Entries from a dataset of interfaces:
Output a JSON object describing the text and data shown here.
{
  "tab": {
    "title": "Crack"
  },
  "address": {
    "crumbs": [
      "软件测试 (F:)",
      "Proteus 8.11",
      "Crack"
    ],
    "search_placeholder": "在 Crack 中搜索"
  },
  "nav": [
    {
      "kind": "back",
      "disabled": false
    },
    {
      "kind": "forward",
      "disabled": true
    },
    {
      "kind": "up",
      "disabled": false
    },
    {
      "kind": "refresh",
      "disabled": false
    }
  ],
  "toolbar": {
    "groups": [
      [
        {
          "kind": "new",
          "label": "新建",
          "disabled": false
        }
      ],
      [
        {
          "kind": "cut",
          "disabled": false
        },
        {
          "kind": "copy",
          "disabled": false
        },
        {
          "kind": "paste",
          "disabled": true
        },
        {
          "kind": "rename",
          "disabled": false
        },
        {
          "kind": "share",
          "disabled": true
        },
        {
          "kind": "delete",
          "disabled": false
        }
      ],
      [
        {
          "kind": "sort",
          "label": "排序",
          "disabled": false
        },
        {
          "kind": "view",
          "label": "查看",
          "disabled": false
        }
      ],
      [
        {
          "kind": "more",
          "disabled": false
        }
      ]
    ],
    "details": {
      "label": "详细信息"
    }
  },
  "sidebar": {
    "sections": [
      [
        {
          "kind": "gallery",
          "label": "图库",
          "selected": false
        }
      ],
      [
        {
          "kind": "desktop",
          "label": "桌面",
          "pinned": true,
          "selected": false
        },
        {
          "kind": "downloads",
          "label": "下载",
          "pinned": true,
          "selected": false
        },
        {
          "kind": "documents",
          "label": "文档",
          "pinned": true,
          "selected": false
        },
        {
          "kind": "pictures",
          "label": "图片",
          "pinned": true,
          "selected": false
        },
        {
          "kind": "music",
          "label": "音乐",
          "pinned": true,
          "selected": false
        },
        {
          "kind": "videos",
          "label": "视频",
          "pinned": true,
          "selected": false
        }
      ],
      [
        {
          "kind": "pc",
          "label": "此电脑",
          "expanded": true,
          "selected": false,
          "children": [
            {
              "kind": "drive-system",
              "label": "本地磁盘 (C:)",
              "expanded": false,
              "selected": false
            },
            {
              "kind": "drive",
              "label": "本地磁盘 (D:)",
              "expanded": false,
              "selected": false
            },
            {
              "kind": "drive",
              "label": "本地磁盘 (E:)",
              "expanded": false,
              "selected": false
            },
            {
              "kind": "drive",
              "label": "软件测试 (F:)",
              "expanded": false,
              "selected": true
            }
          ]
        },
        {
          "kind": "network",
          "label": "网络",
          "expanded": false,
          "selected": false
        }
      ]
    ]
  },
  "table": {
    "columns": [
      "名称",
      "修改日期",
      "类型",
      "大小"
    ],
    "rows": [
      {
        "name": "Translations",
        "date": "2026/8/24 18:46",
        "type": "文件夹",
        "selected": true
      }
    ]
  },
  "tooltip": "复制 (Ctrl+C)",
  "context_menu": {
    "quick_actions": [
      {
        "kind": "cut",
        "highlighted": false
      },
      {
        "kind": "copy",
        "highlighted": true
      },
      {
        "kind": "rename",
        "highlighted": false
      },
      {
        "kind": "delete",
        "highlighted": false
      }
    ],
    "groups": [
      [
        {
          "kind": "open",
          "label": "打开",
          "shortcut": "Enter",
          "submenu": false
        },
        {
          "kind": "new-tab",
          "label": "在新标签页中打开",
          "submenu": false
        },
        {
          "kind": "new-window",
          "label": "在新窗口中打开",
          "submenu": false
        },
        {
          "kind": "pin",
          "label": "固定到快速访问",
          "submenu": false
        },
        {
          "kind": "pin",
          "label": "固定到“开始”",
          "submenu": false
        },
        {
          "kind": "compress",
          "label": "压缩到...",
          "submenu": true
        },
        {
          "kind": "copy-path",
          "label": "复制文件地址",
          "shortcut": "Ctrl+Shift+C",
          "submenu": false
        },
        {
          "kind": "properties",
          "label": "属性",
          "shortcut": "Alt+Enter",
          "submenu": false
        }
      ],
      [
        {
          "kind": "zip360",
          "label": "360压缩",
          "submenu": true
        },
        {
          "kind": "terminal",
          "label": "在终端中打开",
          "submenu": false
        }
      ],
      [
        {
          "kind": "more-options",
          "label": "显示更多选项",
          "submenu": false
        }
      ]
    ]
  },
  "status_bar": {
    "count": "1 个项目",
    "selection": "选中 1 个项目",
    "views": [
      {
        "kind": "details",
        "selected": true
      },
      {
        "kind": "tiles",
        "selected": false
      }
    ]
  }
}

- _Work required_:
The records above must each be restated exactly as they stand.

- _Task response_:
Output a JSON object describing the text and data shown here.
{
  "tab": {
    "title": "Crack"
  },
  "address": {
    "crumbs": [
      "软件测试 (F:)",
      "Proteus 8.11",
      "Crack"
    ],
    "search_placeholder": "在 Crack 中搜索"
  },
  "nav": [
    {
      "kind": "back",
      "disabled": false
    },
    {
      "kind": "forward",
      "disabled": true
    },
    {
      "kind": "up",
      "disabled": false
    },
    {
      "kind": "refresh",
      "disabled": false
    }
  ],
  "toolbar": {
    "groups": [
      [
        {
          "kind": "new",
          "label": "新建",
          "disabled": false
        }
      ],
      [
        {
          "kind": "cut",
          "disabled": false
        },
        {
          "kind": "copy",
          "disabled": false
        },
        {
          "kind": "paste",
          "disabled": true
        },
        {
          "kind": "rename",
          "disabled": false
        },
        {
          "kind": "share",
          "disabled": true
        },
        {
          "kind": "delete",
          "disabled": false
        }
      ],
      [
        {
          "kind": "sort",
          "label": "排序",
          "disabled": false
        },
        {
          "kind": "view",
          "label": "查看",
          "disabled": false
        }
      ],
      [
        {
          "kind": "more",
          "disabled": false
        }
      ]
    ],
    "details": {
      "label": "详细信息"
    }
  },
  "sidebar": {
    "sections": [
      [
        {
          "kind": "gallery",
          "label": "图库",
          "selected": false
        }
      ],
      [
        {
          "kind": "desktop",
          "label": "桌面",
          "pinned": true,
          "selected": false
        },
        {
          "kind": "downloads",
          "label": "下载",
          "pinned": true,
          "selected": false
        },
        {
          "kind": "documents",
          "label": "文档",
          "pinned": true,
          "selected": false
        },
        {
          "kind": "pictures",
          "label": "图片",
          "pinned": true,
          "selected": false
        },
        {
          "kind": "music",
          "label": "音乐",
          "pinned": true,
          "selected": false
        },
        {
          "kind": "videos",
          "label": "视频",
          "pinned": true,
          "selected": false
        }
      ],
      [
        {
          "kind": "pc",
          "label": "此电脑",
          "expanded": true,
          "selected": false,
          "children": [
            {
              "kind": "drive-system",
              "label": "本地磁盘 (C:)",
              "expanded": false,
              "selected": false
            },
            {
              "kind": "drive",
              "label": "本地磁盘 (D:)",
              "expanded": false,
              "selected": false
            },
            {
              "kind": "drive",
              "label": "本地磁盘 (E:)",
              "expanded": false,
              "selected": false
            },
            {
              "kind": "drive",
              "label": "软件测试 (F:)",
              "expanded": false,
              "selected": true
            }
          ]
        },
        {
          "kind": "network",
          "label": "网络",
          "expanded": false,
          "selected": false
        }
      ]
    ]
  },
  "table": {
    "columns": [
      "名称",
      "修改日期",
      "类型",
      "大小"
    ],
    "rows": [
      {
        "name": "Translations",
        "date": "2026/8/24 18:46",
        "type": "文件夹",
        "selected": true
      }
    ]
  },
  "tooltip": "复制 (Ctrl+C)",
  "context_menu": {
    "quick_actions": [
      {
        "kind": "cut",
        "highlighted": false
      },
      {
        "kind": "copy",
        "highlighted": true
      },
      {
        "kind": "rename",
        "highlighted": false
      },
      {
        "kind": "delete",
        "highlighted": false
      }
    ],
    "groups": [
      [
        {
          "kind": "open",
          "label": "打开",
          "shortcut": "Enter",
          "submenu": false
        },
        {
          "kind": "new-tab",
          "label": "在新标签页中打开",
          "submenu": false
        },
        {
          "kind": "new-window",
          "label": "在新窗口中打开",
          "submenu": false
        },
        {
          "kind": "pin",
          "label": "固定到快速访问",
          "submenu": false
        },
        {
          "kind": "pin",
          "label": "固定到“开始”",
          "submenu": false
        },
        {
          "kind": "compress",
          "label": "压缩到...",
          "submenu": true
        },
        {
          "kind": "copy-path",
          "label": "复制文件地址",
          "shortcut": "Ctrl+Shift+C",
          "submenu": false
        },
        {
          "kind": "properties",
          "label": "属性",
          "shortcut": "Alt+Enter",
          "submenu": false
        }
      ],
      [
        {
          "kind": "zip360",
          "label": "360压缩",
          "submenu": true
        },
        {
          "kind": "terminal",
          "label": "在终端中打开",
          "submenu": false
        }
      ],
      [
        {
          "kind": "more-options",
          "label": "显示更多选项",
          "submenu": false
        }
      ]
    ]
  },
  "status_bar": {
    "count": "1 个项目",
    "selection": "选中 1 个项目",
    "views": [
      {
        "kind": "details",
        "selected": true
      },
      {
        "kind": "tiles",
        "selected": false
      }
    ]
  }
}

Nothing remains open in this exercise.